Provided entries below:

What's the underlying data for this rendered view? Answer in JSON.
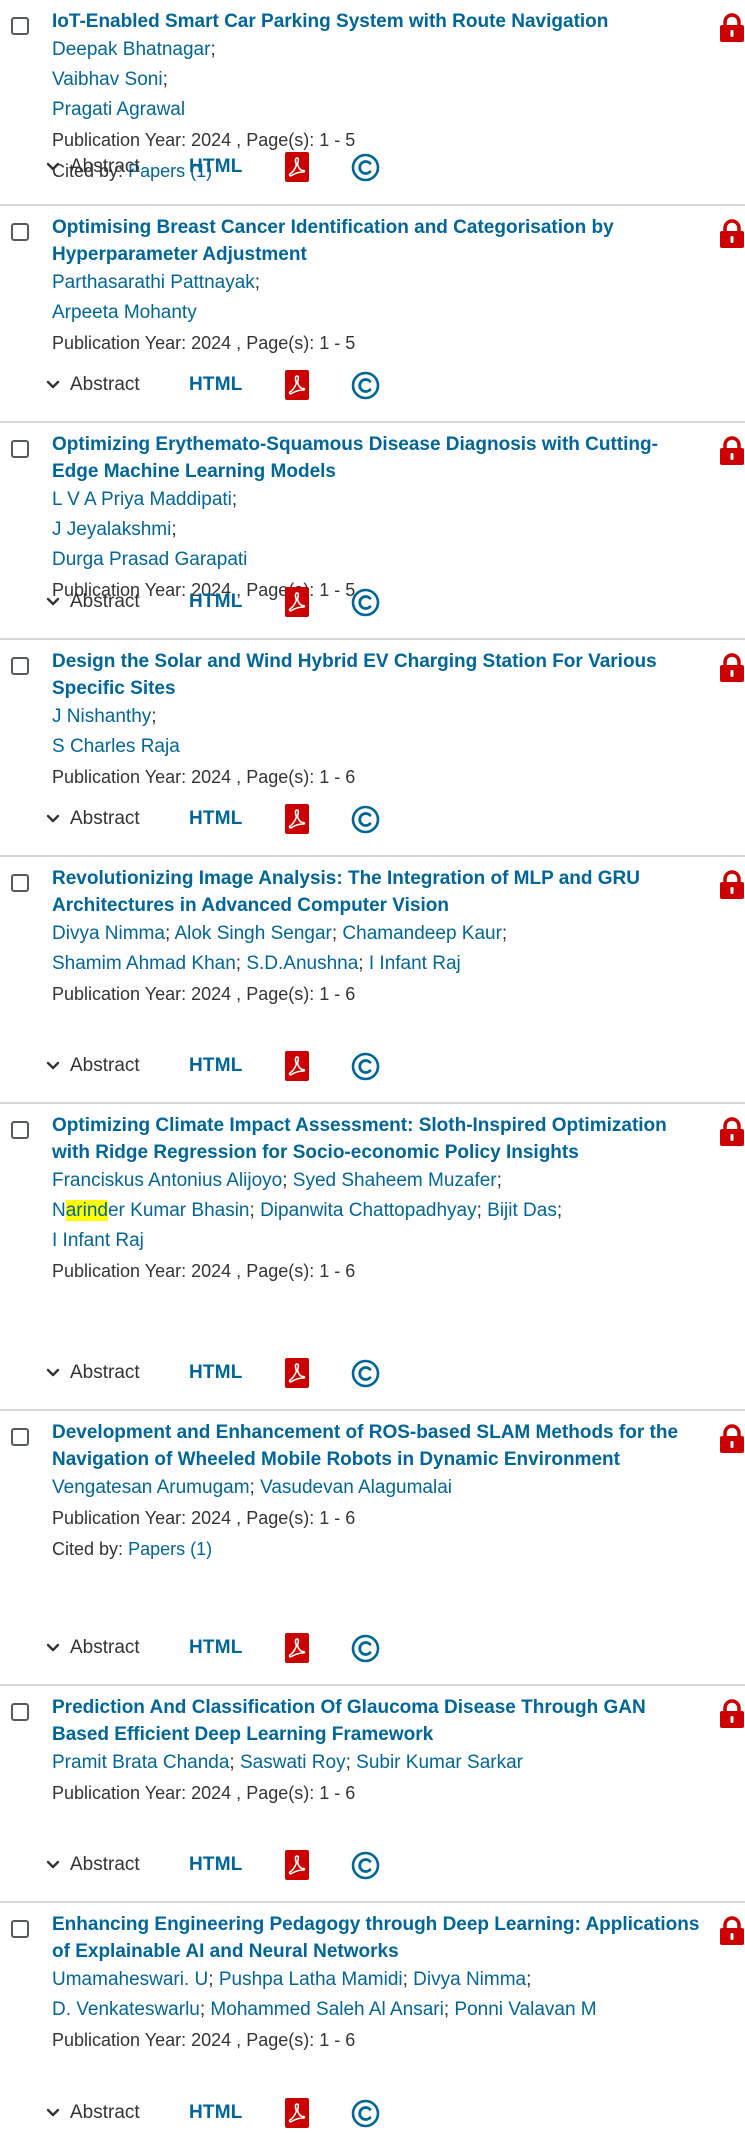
{
  "results": [
    {
      "title": "IoT-Enabled Smart Car Parking System with Route Navigation",
      "authors": [
        [
          "Deepak Bhatnagar"
        ],
        [
          "Vaibhav Soni"
        ],
        [
          "Pragati Agrawal"
        ]
      ],
      "pub_year_label": "Publication Year:",
      "year": "2024",
      "pages_label": "Page(s):",
      "pages": "1 - 5",
      "cited_label": "Cited by:",
      "cited_link": "Papers (1)"
    },
    {
      "title": "Optimising Breast Cancer Identification and Categorisation by Hyperparameter Adjustment",
      "authors": [
        [
          "Parthasarathi Pattnayak"
        ],
        [
          "Arpeeta Mohanty"
        ]
      ],
      "pub_year_label": "Publication Year:",
      "year": "2024",
      "pages_label": "Page(s):",
      "pages": "1 - 5"
    },
    {
      "title": "Optimizing Erythemato-Squamous Disease Diagnosis with Cutting-Edge Machine Learning Models",
      "authors": [
        [
          "L V A Priya Maddipati"
        ],
        [
          "J Jeyalakshmi"
        ],
        [
          "Durga Prasad Garapati"
        ]
      ],
      "pub_year_label": "Publication Year:",
      "year": "2024",
      "pages_label": "Page(s):",
      "pages": "1 - 5"
    },
    {
      "title": "Design the Solar and Wind Hybrid EV Charging Station For Various Specific Sites",
      "authors": [
        [
          "J Nishanthy"
        ],
        [
          "S Charles Raja"
        ]
      ],
      "pub_year_label": "Publication Year:",
      "year": "2024",
      "pages_label": "Page(s):",
      "pages": "1 - 6"
    },
    {
      "title": "Revolutionizing Image Analysis: The Integration of MLP and GRU Architectures in Advanced Computer Vision",
      "authors": [
        [
          "Divya Nimma",
          "Alok Singh Sengar",
          "Chamandeep Kaur"
        ],
        [
          "Shamim Ahmad Khan",
          "S.D.Anushna",
          "I Infant Raj"
        ]
      ],
      "pub_year_label": "Publication Year:",
      "year": "2024",
      "pages_label": "Page(s):",
      "pages": "1 - 6"
    },
    {
      "title": "Optimizing Climate Impact Assessment: Sloth-Inspired Optimization with Ridge Regression for Socio-economic Policy Insights",
      "authors": [
        [
          "Franciskus Antonius Alijoyo",
          "Syed Shaheem Muzafer"
        ],
        [
          "Narinder Kumar Bhasin",
          "Dipanwita Chattopadhyay",
          "Bijit Das"
        ],
        [
          "I Infant Raj"
        ]
      ],
      "highlight": {
        "pre": "N",
        "mark": "arind",
        "post": "er Kumar Bhasin"
      },
      "pub_year_label": "Publication Year:",
      "year": "2024",
      "pages_label": "Page(s):",
      "pages": "1 - 6"
    },
    {
      "title": "Development and Enhancement of ROS-based SLAM Methods for the Navigation of Wheeled Mobile Robots in Dynamic Environment",
      "authors": [
        [
          "Vengatesan Arumugam",
          "Vasudevan Alagumalai"
        ]
      ],
      "pub_year_label": "Publication Year:",
      "year": "2024",
      "pages_label": "Page(s):",
      "pages": "1 - 6",
      "cited_label": "Cited by:",
      "cited_link": "Papers (1)"
    },
    {
      "title": "Prediction And Classification Of Glaucoma Disease Through GAN Based Efficient Deep Learning Framework",
      "authors": [
        [
          "Pramit Brata Chanda",
          "Saswati Roy",
          "Subir Kumar Sarkar"
        ]
      ],
      "pub_year_label": "Publication Year:",
      "year": "2024",
      "pages_label": "Page(s):",
      "pages": "1 - 6"
    },
    {
      "title": "Enhancing Engineering Pedagogy through Deep Learning: Applications of Explainable AI and Neural Networks",
      "authors": [
        [
          "Umamaheswari. U",
          "Pushpa Latha Mamidi",
          "Divya Nimma"
        ],
        [
          "D. Venkateswarlu",
          "Mohammed Saleh Al Ansari",
          "Ponni Valavan M"
        ]
      ],
      "pub_year_label": "Publication Year:",
      "year": "2024",
      "pages_label": "Page(s):",
      "pages": "1 - 6"
    }
  ],
  "actions": {
    "abstract_label": "Abstract",
    "html_label": "HTML"
  },
  "icons": {
    "lock": "lock-icon",
    "pdf": "pdf-icon",
    "rights": "copyright-icon",
    "chevron": "chevron-down-icon"
  },
  "colors": {
    "link": "#006699",
    "text": "#333333",
    "lock": "#cc0000",
    "pdf": "#cc0000",
    "highlight": "#ffff00",
    "divider": "#d3d6d9"
  }
}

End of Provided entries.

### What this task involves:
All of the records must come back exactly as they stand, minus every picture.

### Problem solution:
What's the underlying data for this rendered view? Answer in JSON.
{
  "results": [
    {
      "title": "IoT-Enabled Smart Car Parking System with Route Navigation",
      "authors": [
        [
          "Deepak Bhatnagar"
        ],
        [
          "Vaibhav Soni"
        ],
        [
          "Pragati Agrawal"
        ]
      ],
      "pub_year_label": "Publication Year:",
      "year": "2024",
      "pages_label": "Page(s):",
      "pages": "1 - 5",
      "cited_label": "Cited by:",
      "cited_link": "Papers (1)"
    },
    {
      "title": "Optimising Breast Cancer Identification and Categorisation by Hyperparameter Adjustment",
      "authors": [
        [
          "Parthasarathi Pattnayak"
        ],
        [
          "Arpeeta Mohanty"
        ]
      ],
      "pub_year_label": "Publication Year:",
      "year": "2024",
      "pages_label": "Page(s):",
      "pages": "1 - 5"
    },
    {
      "title": "Optimizing Erythemato-Squamous Disease Diagnosis with Cutting-Edge Machine Learning Models",
      "authors": [
        [
          "L V A Priya Maddipati"
        ],
        [
          "J Jeyalakshmi"
        ],
        [
          "Durga Prasad Garapati"
        ]
      ],
      "pub_year_label": "Publication Year:",
      "year": "2024",
      "pages_label": "Page(s):",
      "pages": "1 - 5"
    },
    {
      "title": "Design the Solar and Wind Hybrid EV Charging Station For Various Specific Sites",
      "authors": [
        [
          "J Nishanthy"
        ],
        [
          "S Charles Raja"
        ]
      ],
      "pub_year_label": "Publication Year:",
      "year": "2024",
      "pages_label": "Page(s):",
      "pages": "1 - 6"
    },
    {
      "title": "Revolutionizing Image Analysis: The Integration of MLP and GRU Architectures in Advanced Computer Vision",
      "authors": [
        [
          "Divya Nimma",
          "Alok Singh Sengar",
          "Chamandeep Kaur"
        ],
        [
          "Shamim Ahmad Khan",
          "S.D.Anushna",
          "I Infant Raj"
        ]
      ],
      "pub_year_label": "Publication Year:",
      "year": "2024",
      "pages_label": "Page(s):",
      "pages": "1 - 6"
    },
    {
      "title": "Optimizing Climate Impact Assessment: Sloth-Inspired Optimization with Ridge Regression for Socio-economic Policy Insights",
      "authors": [
        [
          "Franciskus Antonius Alijoyo",
          "Syed Shaheem Muzafer"
        ],
        [
          "Narinder Kumar Bhasin",
          "Dipanwita Chattopadhyay",
          "Bijit Das"
        ],
        [
          "I Infant Raj"
        ]
      ],
      "highlight": {
        "pre": "N",
        "mark": "arind",
        "post": "er Kumar Bhasin"
      },
      "pub_year_label": "Publication Year:",
      "year": "2024",
      "pages_label": "Page(s):",
      "pages": "1 - 6"
    },
    {
      "title": "Development and Enhancement of ROS-based SLAM Methods for the Navigation of Wheeled Mobile Robots in Dynamic Environment",
      "authors": [
        [
          "Vengatesan Arumugam",
          "Vasudevan Alagumalai"
        ]
      ],
      "pub_year_label": "Publication Year:",
      "year": "2024",
      "pages_label": "Page(s):",
      "pages": "1 - 6",
      "cited_label": "Cited by:",
      "cited_link": "Papers (1)"
    },
    {
      "title": "Prediction And Classification Of Glaucoma Disease Through GAN Based Efficient Deep Learning Framework",
      "authors": [
        [
          "Pramit Brata Chanda",
          "Saswati Roy",
          "Subir Kumar Sarkar"
        ]
      ],
      "pub_year_label": "Publication Year:",
      "year": "2024",
      "pages_label": "Page(s):",
      "pages": "1 - 6"
    },
    {
      "title": "Enhancing Engineering Pedagogy through Deep Learning: Applications of Explainable AI and Neural Networks",
      "authors": [
        [
          "Umamaheswari. U",
          "Pushpa Latha Mamidi",
          "Divya Nimma"
        ],
        [
          "D. Venkateswarlu",
          "Mohammed Saleh Al Ansari",
          "Ponni Valavan M"
        ]
      ],
      "pub_year_label": "Publication Year:",
      "year": "2024",
      "pages_label": "Page(s):",
      "pages": "1 - 6"
    }
  ],
  "actions": {
    "abstract_label": "Abstract",
    "html_label": "HTML"
  },
  "icons": {
    "lock": "lock-icon",
    "pdf": "pdf-icon",
    "rights": "copyright-icon",
    "chevron": "chevron-down-icon"
  },
  "colors": {
    "link": "#006699",
    "text": "#333333",
    "lock": "#cc0000",
    "pdf": "#cc0000",
    "highlight": "#ffff00",
    "divider": "#d3d6d9"
  }
}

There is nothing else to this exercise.